◆ TO DO
Report back the lines in this listing that carry the string "initials".

◆ EXTRACTED INFORMATION
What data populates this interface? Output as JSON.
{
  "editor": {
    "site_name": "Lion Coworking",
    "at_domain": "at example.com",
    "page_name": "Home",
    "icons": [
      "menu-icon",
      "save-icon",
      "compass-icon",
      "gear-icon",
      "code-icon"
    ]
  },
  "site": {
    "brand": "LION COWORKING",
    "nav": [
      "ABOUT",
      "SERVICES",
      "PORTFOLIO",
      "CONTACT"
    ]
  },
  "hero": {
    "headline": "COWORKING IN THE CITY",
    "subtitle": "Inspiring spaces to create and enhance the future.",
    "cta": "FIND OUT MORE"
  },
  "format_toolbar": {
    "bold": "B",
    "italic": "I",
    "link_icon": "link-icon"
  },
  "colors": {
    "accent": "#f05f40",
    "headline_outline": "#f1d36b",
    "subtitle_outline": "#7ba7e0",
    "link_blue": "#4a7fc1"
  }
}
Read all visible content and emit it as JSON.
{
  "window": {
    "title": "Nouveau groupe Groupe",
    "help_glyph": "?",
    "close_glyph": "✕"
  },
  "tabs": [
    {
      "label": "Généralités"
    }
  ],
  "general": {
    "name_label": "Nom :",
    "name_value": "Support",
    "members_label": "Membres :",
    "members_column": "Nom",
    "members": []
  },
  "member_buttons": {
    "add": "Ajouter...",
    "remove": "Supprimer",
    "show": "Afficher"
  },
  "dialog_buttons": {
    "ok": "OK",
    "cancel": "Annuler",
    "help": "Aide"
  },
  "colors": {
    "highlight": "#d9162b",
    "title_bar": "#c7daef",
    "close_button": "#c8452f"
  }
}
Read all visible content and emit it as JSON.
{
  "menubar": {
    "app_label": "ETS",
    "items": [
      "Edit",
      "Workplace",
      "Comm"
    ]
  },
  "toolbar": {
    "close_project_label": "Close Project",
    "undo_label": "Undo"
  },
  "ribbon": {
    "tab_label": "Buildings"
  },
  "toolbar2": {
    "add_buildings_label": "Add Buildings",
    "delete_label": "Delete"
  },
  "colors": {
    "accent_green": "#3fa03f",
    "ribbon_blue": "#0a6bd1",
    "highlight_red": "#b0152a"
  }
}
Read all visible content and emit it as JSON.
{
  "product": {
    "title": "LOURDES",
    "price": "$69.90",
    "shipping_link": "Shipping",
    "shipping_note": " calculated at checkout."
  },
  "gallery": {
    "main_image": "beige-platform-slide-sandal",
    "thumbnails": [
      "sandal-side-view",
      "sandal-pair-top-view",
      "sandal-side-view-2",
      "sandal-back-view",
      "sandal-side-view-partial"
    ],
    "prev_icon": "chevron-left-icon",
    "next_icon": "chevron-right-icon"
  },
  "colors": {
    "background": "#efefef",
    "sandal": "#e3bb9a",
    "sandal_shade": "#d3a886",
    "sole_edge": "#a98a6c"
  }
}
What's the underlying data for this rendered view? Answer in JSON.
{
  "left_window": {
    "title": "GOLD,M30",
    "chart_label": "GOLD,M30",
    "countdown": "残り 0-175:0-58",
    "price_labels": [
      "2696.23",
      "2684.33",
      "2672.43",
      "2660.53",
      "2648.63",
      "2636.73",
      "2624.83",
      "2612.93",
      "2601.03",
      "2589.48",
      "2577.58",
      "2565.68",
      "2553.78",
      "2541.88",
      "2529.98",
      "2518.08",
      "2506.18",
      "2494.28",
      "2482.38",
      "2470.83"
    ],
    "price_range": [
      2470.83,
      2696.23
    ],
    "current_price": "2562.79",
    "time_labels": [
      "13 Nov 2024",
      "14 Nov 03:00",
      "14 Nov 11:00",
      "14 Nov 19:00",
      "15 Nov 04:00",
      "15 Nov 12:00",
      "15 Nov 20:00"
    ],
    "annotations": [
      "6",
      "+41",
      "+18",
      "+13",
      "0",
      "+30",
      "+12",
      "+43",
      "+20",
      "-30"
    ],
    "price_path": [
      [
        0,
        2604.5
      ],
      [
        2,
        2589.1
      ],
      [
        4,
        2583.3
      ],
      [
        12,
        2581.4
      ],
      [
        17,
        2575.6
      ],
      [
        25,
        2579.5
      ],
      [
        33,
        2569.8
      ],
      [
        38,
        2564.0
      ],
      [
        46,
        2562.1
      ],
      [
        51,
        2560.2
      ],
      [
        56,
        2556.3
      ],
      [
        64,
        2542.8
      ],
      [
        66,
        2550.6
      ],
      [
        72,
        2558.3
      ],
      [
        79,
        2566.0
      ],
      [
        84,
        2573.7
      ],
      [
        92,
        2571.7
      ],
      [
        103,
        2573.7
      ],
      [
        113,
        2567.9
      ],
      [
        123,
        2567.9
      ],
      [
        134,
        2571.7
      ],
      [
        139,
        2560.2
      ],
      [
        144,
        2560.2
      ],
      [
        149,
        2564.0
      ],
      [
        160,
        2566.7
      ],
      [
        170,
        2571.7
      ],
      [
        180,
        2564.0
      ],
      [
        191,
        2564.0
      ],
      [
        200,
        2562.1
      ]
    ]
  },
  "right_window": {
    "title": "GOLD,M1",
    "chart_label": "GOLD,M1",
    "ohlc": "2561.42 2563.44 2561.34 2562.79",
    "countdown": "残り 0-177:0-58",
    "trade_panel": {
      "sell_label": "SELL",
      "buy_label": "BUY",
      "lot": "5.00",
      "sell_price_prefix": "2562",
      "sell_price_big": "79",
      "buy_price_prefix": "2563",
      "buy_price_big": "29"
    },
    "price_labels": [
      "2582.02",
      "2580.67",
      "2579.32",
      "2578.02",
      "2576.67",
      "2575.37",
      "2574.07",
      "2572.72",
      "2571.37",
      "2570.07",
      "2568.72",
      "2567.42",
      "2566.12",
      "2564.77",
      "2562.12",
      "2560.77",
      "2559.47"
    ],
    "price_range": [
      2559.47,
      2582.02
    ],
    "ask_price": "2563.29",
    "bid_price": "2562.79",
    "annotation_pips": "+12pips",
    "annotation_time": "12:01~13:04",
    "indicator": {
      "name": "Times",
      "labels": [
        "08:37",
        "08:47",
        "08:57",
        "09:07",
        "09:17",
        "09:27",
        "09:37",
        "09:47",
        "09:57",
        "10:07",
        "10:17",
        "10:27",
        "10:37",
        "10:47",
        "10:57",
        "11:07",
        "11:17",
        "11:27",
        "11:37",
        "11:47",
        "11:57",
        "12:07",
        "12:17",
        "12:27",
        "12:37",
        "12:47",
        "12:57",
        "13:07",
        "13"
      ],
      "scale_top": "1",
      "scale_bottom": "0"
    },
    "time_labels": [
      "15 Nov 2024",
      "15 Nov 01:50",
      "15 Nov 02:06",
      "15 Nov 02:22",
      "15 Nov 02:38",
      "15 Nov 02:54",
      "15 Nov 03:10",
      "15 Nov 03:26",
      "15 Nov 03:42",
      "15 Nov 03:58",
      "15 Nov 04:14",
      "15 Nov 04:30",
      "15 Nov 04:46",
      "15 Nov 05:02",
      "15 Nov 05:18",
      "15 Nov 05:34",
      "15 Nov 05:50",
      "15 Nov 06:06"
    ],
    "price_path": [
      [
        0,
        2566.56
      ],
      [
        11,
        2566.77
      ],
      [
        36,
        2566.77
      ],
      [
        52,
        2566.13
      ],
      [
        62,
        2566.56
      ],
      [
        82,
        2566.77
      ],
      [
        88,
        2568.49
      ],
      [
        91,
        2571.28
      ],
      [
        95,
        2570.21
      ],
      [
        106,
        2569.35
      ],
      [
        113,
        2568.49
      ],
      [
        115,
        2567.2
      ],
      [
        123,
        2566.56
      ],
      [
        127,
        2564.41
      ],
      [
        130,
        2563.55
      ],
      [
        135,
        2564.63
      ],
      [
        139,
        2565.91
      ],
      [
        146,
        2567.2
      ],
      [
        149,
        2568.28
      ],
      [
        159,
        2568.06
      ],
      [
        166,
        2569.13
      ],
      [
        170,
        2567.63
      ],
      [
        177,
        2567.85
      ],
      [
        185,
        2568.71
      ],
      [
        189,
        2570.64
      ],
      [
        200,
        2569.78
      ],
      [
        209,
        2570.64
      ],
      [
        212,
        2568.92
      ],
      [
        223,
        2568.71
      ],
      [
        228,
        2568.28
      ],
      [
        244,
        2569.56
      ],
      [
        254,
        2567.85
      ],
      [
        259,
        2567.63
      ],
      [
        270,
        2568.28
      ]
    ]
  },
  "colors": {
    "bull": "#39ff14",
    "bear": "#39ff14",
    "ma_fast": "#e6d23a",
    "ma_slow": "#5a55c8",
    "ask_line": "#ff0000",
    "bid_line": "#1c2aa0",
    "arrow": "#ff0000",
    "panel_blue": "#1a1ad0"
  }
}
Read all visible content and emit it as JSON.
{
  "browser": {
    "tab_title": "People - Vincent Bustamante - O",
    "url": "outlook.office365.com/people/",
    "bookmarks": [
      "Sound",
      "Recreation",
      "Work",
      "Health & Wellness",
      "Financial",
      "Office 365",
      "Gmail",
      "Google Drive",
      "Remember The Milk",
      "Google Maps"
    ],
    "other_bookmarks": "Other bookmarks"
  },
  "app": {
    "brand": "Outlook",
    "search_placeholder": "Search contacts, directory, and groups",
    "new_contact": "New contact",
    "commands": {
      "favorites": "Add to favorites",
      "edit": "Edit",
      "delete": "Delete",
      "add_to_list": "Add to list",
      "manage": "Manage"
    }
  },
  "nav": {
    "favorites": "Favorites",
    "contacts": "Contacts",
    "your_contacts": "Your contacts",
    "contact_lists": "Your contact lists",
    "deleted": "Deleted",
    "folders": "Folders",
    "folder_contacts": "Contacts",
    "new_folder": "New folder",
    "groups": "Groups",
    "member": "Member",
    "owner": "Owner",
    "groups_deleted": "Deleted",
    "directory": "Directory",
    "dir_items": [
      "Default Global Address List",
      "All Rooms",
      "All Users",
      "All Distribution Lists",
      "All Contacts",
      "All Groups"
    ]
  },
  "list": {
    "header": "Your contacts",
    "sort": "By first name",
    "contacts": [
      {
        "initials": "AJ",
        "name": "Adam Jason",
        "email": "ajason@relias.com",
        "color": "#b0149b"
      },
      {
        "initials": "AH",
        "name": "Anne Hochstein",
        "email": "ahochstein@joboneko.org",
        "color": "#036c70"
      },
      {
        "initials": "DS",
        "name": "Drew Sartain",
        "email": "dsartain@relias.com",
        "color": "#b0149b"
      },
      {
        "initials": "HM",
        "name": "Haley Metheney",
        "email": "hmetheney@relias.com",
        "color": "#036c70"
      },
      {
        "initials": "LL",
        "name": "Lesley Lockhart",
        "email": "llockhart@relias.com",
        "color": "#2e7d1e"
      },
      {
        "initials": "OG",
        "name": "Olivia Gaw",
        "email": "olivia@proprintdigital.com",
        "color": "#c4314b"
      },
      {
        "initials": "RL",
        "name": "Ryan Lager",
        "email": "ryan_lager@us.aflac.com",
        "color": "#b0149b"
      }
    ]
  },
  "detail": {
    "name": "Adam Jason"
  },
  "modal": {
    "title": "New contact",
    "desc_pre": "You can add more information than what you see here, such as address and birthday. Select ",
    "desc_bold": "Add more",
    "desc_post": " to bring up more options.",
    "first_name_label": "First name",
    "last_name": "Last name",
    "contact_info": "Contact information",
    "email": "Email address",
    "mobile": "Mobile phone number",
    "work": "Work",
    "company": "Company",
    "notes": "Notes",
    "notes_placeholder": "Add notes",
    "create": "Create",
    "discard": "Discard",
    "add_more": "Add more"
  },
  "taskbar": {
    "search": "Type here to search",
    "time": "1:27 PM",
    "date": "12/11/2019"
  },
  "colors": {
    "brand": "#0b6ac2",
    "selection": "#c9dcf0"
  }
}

◆ ANSWER SPACE
        "initials": "AJ",
        "initials": "AH",
        "initials": "DS",
        "initials": "HM",
        "initials": "LL",
        "initials": "OG",
        "initials": "RL",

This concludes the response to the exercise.